January 2009

Thursday was supposed to be lab work, followed by a consultation with a surgeon about the thyroid issue, and ending the afternoon at the cancer center with an infusion (chemo by IV). But that’s not how it worked out. First, my lab orders had expired. The blood test had to wait until after seeing the surgeon.  This would add at least an hour of waiting for lab results before I could get the chemo.

After nearly an hour in the exam room… Ken checked the halls for any sign of the doctor or anyone for that matter. He found him chatting in the hall. The surgeon had confused my records with another patient with a similar name and thought my appointment was a mistake. It certainly was a waste of time. He hadn’t consulted with my oncologist and couldn’t make a recommendation. The only thing we learned was there was plenty of time to consider surgery – as much as 3 months. My guess was he needed to know more about my prognosis to determine if it was worthwhile.

While trying to remain as positive as possible, it’s rough being reminded of the poor survival rates of this disease. I was upsetting to wait an hour only to face this. Then it was back to the lab for another long wait. Waiting for the blood draw… then waiting for the results… then waiting to be called to start an IV in the infusion center.

Ken went and found us soemthing for lunch. My spirits were hammered and food was overdue. Then we learned the lab equipment was down. The lab work would need to be done at the hospital nearby… and oh yes… another hour or more of waiting. This had become another disasterous day at the medical center.

A tired, frazzled, and cold patient does not make for an easy time of starting as IV. Five or six unsuccessful sticks, a sedative, and a 15 minute break later chemo finally began. It was nearly 7pm when we finally made it home.
My next appointment with Dr B is Feb. 2. I don’t know if I’ll ask about rescheduling with the surgeon until then. I need a break from it for a bit. Besides, I have several calls to make to sort out medical insurance problems. I’ll focus my energy there first.


Dec. 17, 2008

After the CT, an ultrasound was scheduled to learn more about the nodules. This provided some useful information about their size and location, but also other ambiguous information. The next stop was the Endocrinologist. That involved a needle biopsy – actually several of them. And, once again, ambiguous results. This is not unusual for thyroid issues.
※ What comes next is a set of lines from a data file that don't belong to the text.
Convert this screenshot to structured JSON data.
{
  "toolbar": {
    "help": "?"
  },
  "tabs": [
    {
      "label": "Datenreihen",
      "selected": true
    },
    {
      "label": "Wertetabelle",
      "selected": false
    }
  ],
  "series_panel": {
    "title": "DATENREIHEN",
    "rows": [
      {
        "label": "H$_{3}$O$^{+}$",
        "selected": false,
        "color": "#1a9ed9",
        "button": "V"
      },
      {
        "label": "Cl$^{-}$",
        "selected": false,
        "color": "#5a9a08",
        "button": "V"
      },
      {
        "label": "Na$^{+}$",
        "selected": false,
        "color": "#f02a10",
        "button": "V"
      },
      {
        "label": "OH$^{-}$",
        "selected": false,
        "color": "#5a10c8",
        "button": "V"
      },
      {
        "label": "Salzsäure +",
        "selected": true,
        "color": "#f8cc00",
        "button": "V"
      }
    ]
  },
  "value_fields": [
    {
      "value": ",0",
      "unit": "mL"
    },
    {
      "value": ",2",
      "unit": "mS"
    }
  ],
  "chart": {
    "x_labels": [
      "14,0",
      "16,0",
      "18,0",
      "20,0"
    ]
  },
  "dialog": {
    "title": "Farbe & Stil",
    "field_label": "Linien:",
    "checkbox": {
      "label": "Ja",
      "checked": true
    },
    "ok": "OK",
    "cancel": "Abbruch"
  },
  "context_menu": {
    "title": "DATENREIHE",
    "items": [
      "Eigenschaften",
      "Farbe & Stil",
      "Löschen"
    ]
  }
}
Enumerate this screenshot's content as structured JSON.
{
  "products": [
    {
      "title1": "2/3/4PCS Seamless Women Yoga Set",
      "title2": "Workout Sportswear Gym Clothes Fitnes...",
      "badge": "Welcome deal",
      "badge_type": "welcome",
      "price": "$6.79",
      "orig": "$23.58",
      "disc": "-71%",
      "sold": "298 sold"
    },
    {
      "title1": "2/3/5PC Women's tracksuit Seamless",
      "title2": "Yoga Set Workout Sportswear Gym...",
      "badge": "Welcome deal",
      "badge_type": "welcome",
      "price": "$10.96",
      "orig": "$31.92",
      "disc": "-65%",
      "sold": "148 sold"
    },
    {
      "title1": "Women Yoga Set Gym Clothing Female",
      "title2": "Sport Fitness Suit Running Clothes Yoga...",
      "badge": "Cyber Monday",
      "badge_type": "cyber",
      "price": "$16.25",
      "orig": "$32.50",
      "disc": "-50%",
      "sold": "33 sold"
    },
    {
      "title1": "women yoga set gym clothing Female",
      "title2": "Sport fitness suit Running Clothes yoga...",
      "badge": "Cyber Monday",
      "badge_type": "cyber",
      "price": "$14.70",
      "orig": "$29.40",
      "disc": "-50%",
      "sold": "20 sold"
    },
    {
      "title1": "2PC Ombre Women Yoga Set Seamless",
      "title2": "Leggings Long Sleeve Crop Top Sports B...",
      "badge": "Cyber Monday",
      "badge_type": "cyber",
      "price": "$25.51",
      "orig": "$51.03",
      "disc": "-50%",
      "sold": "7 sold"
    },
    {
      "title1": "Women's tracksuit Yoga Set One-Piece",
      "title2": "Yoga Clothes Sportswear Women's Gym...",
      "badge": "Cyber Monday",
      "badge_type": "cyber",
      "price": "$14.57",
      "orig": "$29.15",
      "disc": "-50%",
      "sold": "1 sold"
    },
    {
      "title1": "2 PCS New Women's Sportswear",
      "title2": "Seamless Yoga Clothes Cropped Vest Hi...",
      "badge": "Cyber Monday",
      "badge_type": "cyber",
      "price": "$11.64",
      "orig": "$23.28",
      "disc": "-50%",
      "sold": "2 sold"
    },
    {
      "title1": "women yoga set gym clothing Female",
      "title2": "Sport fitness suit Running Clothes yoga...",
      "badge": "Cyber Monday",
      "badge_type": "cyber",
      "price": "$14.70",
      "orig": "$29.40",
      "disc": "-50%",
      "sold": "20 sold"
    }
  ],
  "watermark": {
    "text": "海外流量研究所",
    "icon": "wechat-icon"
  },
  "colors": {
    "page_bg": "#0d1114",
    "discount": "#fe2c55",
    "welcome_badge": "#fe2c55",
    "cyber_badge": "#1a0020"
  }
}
The next step is to make a decision to watch it by repeating the ultrasound or to biopsy it by removing it surgically. Next we will meet with a surgeon to learn more and then make a decision. I am not all that worried. The chance it is cancerous is small and, besides, thyroid cancers are not a big deal all things considered. They grow slowly and can be easily monitored and managed.  I have a brain MRI scheduled for next week and the week after, my routine CT for chest, abdomen, etc.

Based on how I am feeling, I think the medications are effective and I am doing well. Of course, it’s always great to get confirmation. The side effects are lessening. The hair loss has slowed to a normal rate plus I’ve become accustomed to having less of it. I am managing infections better and scarcely have rashes. As I try to do more, I notice my fatigue more. I simply can’t do as much as I used to. But, I am hoping that excercise will help to turn that around.

I still worry about each new ache or pain, but this comes with the territory. Dr B and nurse Erin,  are patient and supportive.

This week, I am on vacation. Ken and I are living on board a boat docked at Shelter Island and learning to sail it – all 42′ of it. It’s intimdating, but exciting. The weather is lousy. The rain doesn’t keep us from going out except when it’s too heavy to see. On deck, we get cold and wet with the limited gear we have. We intend to be fairweather sailors and didn’t plan on getting foul-weather gear. We now have bright yellow slickers but nothing to keep our feet dry.

Preliminary results of the PET scan indicate my medications are still working. Yeah!!! This is a HUGE relief. For now, I will continue on Tarceva and the trial medication.

I often get questions about the differences between a PET and CT scan. The simplest way I can explain it – as I understand it –  is PET scans indicate tumor activity while CT scans are a series of xrays that show shapes of organs as well as any abnormal objects. These can indicate a tumor, infection, or scar tissue, etc. The abnormalities are compared to sites of high metabolic activity on a PET scan to determine if any might have cancerous activity. ANd, BTW… a CT scan and a CAT scan are the same thing – Computed Tomography. PET stands for Positron Emission Tomography.

Monday, January 5th we saw Dr B for the test results and my routine exam. The brain MRI from the 22nd was clear. Still no explanation for the ache near my ear… but at least it doesn’t look like anything serious. Now for the not-so-good news. My CT results didn’t look good, at least the radiologist’s report was not good. It indicated the tumor is progressing – not a lot – but any progression is not good and reason to discontinue my current treatment. It’s possible it is an error. I will have a PET scan to get more information. The CT will also be formally reviewed for clarification. The PET scan is tomorrow morning. The two scans will be compared. I should know more by Friday.

I expected and hoped to get at least at year and a half from Tarceva and possibly more. It’s been very effective so far. My symptoms remain good. Hopefully, the PET scan will give us great news.